The following are the major Wisconsin airports:

  1. Milwaukee Mitchell International Airport
  2. Dane County Regional Airport
  3. Here’s an overview of the Wisconsin Amtrak stations:
  4. Columbus, WI (CBS)
  5. La Crosse, WI (LSE)
  6. Milwaukee, WI – General Mitchell Intl. Airport (MKA)
  7. Milwaukee, WI – Intermodal Station (MKE)
  8. Portage, WI (POG)
  9. Sturtevant, WI (SVT)
  10. Tomah, WI (TOH)
  11. Wisconsin Dells, WI (WDL)


While most of the students heading to college in Wisconsin will spend the majority of their time on campus, taking a break and doing something enjoyable should also be on the agenda. Fortunately, Wisconsin has options for everyone.

The Harley-Davidson Museum is a fun option for students who are interested in the history of the automotive industry. It’s an opportunity to see how the iconic motorcycle line has evolved over time, as well as some classic models up close.

If your student is interested in wildlife, a visit to the Wisconsin Deer Park is a must, as is a visit to the Henry Vilas Zoo. Witches Gulch, a breathtaking destination with sandstone formations, whirlpools, and more, may also appeal to outdoor enthusiasts.

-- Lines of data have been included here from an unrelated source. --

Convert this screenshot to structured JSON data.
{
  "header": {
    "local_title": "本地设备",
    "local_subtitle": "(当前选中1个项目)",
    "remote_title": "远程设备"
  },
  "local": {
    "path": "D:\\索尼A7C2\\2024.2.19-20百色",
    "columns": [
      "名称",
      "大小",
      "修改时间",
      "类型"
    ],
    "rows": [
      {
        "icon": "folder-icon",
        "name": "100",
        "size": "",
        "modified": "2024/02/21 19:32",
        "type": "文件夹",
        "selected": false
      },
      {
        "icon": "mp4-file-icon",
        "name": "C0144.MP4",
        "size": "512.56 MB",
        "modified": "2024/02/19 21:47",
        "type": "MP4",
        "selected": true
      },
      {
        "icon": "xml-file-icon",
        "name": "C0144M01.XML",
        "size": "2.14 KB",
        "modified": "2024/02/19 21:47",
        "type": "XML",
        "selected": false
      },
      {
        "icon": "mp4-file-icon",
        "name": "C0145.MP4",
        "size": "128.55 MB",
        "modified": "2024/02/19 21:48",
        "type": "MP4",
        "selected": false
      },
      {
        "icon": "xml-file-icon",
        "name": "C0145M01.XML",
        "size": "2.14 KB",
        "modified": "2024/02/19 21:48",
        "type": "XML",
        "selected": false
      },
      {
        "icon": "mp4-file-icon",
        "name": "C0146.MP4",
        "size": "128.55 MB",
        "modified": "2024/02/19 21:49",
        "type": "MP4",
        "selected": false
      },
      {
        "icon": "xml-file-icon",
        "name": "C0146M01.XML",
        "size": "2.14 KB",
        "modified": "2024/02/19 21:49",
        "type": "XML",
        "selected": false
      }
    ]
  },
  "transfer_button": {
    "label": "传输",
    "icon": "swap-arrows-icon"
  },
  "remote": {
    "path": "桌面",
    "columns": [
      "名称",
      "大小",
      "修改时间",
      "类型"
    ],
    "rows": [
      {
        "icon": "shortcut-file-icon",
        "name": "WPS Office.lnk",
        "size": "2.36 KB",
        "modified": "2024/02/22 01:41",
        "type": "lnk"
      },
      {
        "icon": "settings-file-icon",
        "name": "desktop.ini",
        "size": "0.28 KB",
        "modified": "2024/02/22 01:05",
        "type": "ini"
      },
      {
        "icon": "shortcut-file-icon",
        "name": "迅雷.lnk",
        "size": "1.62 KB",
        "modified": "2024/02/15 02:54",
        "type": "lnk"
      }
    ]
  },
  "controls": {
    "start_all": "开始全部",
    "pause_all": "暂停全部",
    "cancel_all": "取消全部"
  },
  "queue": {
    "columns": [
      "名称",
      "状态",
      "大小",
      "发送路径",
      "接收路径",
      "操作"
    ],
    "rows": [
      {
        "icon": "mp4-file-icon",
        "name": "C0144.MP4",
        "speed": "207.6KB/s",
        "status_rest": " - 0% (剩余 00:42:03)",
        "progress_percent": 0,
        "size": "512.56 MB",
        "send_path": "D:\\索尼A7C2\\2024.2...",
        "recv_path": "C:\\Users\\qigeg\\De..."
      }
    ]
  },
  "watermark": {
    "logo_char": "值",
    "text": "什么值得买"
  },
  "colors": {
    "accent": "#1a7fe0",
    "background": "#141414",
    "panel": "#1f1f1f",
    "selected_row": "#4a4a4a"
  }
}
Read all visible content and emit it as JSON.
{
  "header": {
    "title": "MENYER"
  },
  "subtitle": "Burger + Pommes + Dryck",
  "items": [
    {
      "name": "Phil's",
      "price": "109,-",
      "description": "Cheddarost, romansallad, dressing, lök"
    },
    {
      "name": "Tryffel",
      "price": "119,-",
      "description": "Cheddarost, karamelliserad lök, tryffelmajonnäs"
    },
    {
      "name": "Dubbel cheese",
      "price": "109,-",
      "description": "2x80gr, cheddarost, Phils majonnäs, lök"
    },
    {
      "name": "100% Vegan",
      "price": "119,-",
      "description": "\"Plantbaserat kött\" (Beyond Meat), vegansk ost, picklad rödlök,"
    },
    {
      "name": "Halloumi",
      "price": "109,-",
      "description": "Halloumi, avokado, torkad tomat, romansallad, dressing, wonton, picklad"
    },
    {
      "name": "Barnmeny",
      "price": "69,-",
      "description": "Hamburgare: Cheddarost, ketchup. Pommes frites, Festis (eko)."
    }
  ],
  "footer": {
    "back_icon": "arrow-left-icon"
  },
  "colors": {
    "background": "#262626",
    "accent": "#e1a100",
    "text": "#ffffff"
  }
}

A tour of Lambeau Field may be a once-in-a-lifetime experience for sports fans, while adventurous students may enjoy a visit to Noah’s Ark Water Park. The Milwaukee Art Museum is an excellent choice for art enthusiasts and is also ideal for a rainy or cold day outing.


While some students may be able to cover all of their costs through scholarships, grants, and other forms of financial aid, this is not always the case. As a result, many people may be forced to work. Here’s a look at some of the most important aspects of making money in Wisconsin.


For many students, minimum wage jobs are primarily what they’ll land. Part-time, flexible options are typically entry-level, so many only pay the minimum wage. Students can estimate their earnings potential by learning the Wisconsin minimum wage.

Wisconsin’s minimum wage currently matches the federal minimum wage of $7.25 per hour. Tipped employees, on the other hand, may earn only $2.33 per hour, implying that their tips during a shift bring them up to $7.25 per hour on average. If this does not occur, the employer is required to make up the difference.


Understanding the local unemployment rate allows students to gauge their access to part-time jobs, which many students require to cover college expenses. When unemployment is high, chances are scarce and competition is fierce. With low unemployment, job opportunities are more plentiful, and competition is usually lower.

Wisconsin had an unemployment rate of 3% in July 2022, which was slightly lower than the national average of 3.5 percent. As a result, students should not have a difficult time finding employment.


Wisconsin has a surprisingly diverse economy, with a wide array of thriving industries. Students may have an easier time securing internships or jobs while studying if they are aware of which sectors are strong. Furthermore, it may assist them in launching an exciting career after graduation.

Wisconsin excels in manufacturing, both broadly and in relation to the aerospace industry. Water technology is also big business in Wisconsin, which has over 15,000 freshwater lakes and strives to be a leader in that field. The forest products industry is no exception.

Other thriving industries include bio-health and energy. Finally, food and beverage science and production is a significant component of the economy, encompassing all aspects from farm to fork.